  • Within thirty days of an inmate’s arrival to the institution, it’s mandatory that they receive an in-depth institutional orientation from each of the prison’s  Department Heads and Executive Staff. This session lays out ALL prison rules.

Some of the rules Huffman is required to obey during her stay are:

  • Khaki clothing furnished by the BOP will be marked with the inmate’s name and number (F. Huffman 12345-098). She must wear the khaki clothing while at work and during weekday breakfast and lunch meals.
  • Baggy pants and excessively large shirts are not permitted.
  • Khaki shorts may be worn after 2:30 p.m. and on weekends, except to Visiting, Education, and the Chapel. Shorts must be no shorter than above the knee. No sleeveless tops are authorized as outerwear at any time.
  • Huffman may not hold hands with other inmates, and she may not, not ever, engage in sexual activities with other inmates or staff members.
  • Inmates are permitted to watch television in the common area until 8:45 p.m. during the week, or until 11:45 p.m. on the weekends. She will be  allowed to spend up to $320 per months at the commissary. If she has money “on the books” she’ll be required to purchase her own toiletries. Otherwise, those items—basic needs—are furnished by the prison.
  • She may sunbathe on the weekends but she’ll have to wear a shirt and shorts. No topless or nude sunbathing allowed. Sunbathing is permitted only on the sundecks.
  • Huffman, like other inmates in the system, may not possess cash or coins.
  • Felicity must be completely dressed in full khaki attire by 6:30 a.m.
  • She may not take away any food item from the dining room, with the exception of one piece of fruit. However, the fruit must be eaten before it spoils. It goes without saying that the fruit may not be used to make homemade alcoholic beverages.
  • Huffman may not at any time feed birds or other wildlife.
  • Sitting on stairs is prohibited.

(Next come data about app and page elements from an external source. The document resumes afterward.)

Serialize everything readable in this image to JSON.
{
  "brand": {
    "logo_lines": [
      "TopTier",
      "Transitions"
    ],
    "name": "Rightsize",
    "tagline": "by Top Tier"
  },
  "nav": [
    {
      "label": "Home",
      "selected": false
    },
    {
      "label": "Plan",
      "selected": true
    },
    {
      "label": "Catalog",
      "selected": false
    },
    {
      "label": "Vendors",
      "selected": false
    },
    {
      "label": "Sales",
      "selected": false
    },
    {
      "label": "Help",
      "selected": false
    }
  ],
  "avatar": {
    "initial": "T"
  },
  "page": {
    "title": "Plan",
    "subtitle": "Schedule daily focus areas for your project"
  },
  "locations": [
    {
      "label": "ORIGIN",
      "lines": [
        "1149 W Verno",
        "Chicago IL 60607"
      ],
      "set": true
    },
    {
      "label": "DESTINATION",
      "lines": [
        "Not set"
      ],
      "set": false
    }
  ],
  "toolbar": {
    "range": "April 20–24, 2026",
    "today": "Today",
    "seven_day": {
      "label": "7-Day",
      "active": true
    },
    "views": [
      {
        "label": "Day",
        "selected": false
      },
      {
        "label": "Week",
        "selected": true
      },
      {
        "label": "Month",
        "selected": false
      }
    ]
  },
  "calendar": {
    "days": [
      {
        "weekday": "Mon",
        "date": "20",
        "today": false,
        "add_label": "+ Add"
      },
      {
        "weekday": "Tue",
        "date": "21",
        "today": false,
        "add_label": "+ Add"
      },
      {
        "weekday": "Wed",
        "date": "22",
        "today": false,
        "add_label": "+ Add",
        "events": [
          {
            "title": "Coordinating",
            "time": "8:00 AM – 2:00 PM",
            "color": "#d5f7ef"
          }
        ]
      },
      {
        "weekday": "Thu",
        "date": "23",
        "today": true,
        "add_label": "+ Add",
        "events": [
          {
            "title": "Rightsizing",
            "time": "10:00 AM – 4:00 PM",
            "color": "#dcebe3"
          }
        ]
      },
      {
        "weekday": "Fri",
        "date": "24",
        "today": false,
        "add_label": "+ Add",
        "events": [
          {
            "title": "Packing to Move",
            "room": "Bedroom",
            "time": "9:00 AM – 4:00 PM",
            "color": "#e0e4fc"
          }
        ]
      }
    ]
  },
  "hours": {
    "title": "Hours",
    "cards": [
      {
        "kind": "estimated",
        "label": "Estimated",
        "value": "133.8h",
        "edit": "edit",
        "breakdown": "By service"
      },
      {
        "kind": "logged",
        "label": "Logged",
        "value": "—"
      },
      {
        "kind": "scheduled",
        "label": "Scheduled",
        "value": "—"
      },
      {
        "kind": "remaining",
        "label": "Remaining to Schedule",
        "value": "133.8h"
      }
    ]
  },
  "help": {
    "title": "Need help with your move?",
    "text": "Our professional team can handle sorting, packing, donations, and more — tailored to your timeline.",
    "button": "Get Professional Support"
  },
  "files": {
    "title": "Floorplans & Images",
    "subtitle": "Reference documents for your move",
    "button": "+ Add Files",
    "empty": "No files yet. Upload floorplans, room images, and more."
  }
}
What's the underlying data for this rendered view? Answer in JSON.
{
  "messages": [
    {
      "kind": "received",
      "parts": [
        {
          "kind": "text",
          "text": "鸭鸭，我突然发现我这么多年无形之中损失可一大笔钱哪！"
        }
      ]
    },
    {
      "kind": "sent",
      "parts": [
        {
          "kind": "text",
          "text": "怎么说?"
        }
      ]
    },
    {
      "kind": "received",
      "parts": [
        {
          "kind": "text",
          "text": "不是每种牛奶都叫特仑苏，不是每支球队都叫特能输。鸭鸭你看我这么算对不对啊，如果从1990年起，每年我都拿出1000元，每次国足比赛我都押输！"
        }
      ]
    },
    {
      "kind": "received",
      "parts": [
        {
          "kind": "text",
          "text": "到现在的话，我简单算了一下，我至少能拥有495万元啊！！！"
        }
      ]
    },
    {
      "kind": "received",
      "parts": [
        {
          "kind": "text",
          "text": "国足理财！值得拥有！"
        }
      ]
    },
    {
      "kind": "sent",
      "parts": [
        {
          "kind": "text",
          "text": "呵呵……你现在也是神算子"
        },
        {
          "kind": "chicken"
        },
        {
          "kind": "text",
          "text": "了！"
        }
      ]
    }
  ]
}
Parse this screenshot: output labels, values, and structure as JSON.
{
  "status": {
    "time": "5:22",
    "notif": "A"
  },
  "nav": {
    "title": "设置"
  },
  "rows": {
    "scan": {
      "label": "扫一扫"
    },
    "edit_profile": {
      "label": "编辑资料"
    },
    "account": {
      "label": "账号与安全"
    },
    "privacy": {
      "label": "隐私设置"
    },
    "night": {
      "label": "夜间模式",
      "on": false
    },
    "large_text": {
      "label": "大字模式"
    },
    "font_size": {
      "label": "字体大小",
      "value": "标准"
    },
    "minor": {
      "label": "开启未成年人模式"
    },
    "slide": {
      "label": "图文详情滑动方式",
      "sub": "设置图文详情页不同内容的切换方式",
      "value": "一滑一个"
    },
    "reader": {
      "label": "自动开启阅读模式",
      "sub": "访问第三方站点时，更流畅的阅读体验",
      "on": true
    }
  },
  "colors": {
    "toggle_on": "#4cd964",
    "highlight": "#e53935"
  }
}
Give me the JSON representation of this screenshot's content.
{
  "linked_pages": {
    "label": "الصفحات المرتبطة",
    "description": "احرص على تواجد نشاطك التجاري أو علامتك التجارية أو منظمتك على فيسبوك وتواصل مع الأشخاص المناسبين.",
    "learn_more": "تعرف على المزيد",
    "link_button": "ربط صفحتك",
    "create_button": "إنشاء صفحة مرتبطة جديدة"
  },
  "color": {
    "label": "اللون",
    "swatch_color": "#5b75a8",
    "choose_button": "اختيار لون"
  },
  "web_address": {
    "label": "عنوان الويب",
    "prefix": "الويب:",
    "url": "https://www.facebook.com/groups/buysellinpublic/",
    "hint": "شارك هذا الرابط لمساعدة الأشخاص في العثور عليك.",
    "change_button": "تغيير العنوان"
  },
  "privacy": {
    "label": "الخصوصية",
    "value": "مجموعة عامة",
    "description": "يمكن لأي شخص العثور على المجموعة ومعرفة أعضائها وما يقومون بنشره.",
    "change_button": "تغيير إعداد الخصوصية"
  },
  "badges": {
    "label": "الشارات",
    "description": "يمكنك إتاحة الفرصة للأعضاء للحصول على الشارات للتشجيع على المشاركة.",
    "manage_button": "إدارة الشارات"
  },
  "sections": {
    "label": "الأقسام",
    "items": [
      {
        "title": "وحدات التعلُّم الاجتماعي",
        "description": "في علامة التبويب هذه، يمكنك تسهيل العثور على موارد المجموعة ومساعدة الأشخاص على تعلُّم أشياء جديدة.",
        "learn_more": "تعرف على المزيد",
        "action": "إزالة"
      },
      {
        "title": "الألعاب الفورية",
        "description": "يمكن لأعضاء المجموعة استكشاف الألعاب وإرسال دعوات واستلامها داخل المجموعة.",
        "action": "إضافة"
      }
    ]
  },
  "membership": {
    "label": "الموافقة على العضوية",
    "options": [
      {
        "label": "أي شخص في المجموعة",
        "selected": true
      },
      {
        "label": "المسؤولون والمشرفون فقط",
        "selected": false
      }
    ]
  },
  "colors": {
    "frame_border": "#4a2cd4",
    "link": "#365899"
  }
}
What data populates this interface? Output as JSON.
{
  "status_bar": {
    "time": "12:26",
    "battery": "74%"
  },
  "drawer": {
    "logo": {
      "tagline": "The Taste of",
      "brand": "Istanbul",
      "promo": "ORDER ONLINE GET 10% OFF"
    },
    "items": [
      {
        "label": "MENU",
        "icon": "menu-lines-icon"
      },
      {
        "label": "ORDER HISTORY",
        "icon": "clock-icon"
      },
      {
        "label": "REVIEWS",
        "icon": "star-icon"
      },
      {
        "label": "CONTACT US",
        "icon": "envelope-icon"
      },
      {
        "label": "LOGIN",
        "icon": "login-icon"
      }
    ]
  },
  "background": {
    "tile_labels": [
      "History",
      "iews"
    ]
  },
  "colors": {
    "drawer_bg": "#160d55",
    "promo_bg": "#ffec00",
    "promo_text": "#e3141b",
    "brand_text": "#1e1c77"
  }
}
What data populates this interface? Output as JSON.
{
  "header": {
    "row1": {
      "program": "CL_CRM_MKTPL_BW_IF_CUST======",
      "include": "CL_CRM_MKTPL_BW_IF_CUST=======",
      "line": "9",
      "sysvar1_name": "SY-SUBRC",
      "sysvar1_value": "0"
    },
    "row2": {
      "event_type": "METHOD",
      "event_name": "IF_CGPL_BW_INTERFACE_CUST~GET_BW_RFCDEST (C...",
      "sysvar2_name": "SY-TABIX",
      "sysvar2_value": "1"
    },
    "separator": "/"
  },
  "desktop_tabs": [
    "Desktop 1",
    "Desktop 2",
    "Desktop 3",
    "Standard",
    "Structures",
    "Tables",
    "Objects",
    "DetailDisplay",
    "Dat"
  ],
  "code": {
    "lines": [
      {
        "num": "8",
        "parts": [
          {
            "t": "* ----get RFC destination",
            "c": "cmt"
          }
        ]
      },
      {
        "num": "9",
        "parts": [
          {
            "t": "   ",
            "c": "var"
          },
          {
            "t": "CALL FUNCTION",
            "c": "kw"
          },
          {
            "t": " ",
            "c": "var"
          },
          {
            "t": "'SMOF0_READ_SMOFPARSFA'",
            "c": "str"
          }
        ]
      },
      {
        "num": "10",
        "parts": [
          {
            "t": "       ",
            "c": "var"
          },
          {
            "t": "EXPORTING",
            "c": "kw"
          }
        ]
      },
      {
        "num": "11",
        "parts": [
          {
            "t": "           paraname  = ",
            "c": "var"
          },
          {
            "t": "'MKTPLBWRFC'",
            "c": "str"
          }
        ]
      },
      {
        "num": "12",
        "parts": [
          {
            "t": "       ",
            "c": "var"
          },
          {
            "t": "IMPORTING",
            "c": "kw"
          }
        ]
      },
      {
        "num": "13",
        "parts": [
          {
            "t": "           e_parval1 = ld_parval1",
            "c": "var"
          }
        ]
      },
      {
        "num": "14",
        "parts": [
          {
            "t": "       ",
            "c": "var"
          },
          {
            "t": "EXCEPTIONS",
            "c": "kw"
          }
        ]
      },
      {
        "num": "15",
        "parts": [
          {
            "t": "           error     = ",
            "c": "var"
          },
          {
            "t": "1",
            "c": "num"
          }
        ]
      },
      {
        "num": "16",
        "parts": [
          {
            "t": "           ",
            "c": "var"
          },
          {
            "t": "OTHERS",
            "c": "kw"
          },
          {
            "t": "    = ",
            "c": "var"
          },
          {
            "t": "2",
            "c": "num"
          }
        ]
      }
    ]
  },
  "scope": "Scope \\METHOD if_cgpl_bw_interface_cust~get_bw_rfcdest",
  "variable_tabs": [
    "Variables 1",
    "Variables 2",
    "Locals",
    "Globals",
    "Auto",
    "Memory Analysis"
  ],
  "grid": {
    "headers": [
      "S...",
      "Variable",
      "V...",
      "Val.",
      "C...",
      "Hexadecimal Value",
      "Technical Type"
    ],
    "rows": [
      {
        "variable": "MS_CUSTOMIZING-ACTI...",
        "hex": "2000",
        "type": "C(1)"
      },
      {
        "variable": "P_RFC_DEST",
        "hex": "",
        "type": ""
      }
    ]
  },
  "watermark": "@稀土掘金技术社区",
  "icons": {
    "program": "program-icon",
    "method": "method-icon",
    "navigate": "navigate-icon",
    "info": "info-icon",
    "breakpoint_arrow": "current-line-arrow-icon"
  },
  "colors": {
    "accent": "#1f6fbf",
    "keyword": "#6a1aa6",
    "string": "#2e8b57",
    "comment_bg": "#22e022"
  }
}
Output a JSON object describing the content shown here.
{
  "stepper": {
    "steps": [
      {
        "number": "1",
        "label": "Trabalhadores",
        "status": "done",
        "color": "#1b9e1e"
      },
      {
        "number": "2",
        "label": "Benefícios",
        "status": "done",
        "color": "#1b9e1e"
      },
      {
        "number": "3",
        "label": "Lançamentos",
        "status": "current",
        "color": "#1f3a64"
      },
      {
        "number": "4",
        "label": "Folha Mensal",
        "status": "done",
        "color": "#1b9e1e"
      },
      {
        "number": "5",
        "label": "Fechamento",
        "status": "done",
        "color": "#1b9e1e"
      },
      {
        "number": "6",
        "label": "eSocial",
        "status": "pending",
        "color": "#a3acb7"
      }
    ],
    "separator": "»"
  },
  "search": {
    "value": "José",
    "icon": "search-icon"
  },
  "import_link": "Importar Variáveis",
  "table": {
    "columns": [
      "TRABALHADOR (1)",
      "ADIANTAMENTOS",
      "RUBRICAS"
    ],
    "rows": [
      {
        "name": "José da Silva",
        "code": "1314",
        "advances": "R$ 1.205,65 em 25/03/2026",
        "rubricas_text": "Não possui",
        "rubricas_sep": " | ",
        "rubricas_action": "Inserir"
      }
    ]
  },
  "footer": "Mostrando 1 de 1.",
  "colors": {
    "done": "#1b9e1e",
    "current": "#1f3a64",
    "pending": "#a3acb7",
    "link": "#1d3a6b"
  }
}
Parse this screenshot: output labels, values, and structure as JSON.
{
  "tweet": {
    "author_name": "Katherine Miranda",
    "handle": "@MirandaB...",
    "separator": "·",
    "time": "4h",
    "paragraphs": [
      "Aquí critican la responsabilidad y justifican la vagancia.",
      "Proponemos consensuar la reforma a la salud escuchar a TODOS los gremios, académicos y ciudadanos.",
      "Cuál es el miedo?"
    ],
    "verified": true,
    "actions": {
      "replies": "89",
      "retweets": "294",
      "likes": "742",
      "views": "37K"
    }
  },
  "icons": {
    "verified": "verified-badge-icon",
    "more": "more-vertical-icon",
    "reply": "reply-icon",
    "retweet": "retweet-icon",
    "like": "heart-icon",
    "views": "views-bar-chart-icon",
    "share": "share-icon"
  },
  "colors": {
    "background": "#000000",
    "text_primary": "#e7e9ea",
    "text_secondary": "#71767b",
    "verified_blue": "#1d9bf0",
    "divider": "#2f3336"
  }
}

Head counts are held at 12:00 a.m., 2:00 a.m., 4:30 a.m., 4:00 p.m., and 9:00 p.m. An extra count is held at 10:00 a.m.on weekends and holidays. These counts are considered as Official Counts.Unofficial Counts may be held at any time and for any reason.

When staff announces a count, Huffman and her fellow inmates must  be in their own rooms (unless they’re authorized to be elsewhere). Each and every day, at 4:00 p.m. and 9:00 p.m., inmates are required to stand for these official counts. An extra standing count takes place at 10:00 a.m. on weekends and all Federal holidays.

Okay, I could go on and on about the dos and don’ts of prison life, but there’s simply not enough time or space here to do so. Believe me, the list of rules, regulations, and procedures is long. Very long.

However, Huffman will only be in “the joint” for a couple of weeks. Not even long enough to make it to the main orientation. Not long enough to visit the commissary for the first time. In fact, I doubt she’ll be able to have her visiting list approved in time to receive a single visit from a family member.

Actually, Huffman will probably be in and out before she has a chance to get a gang or teardrop tattoo, make her first batch of pruno, or to join the prison softball team. Her sheets won’t have had time to wrinkle before she walks out of the front gate to leave prison life behind. Her sentence is so short that she couldn’t binge watch all episodes of Desperate Housewives before she’s released.

So many things to do and such a short time to do them…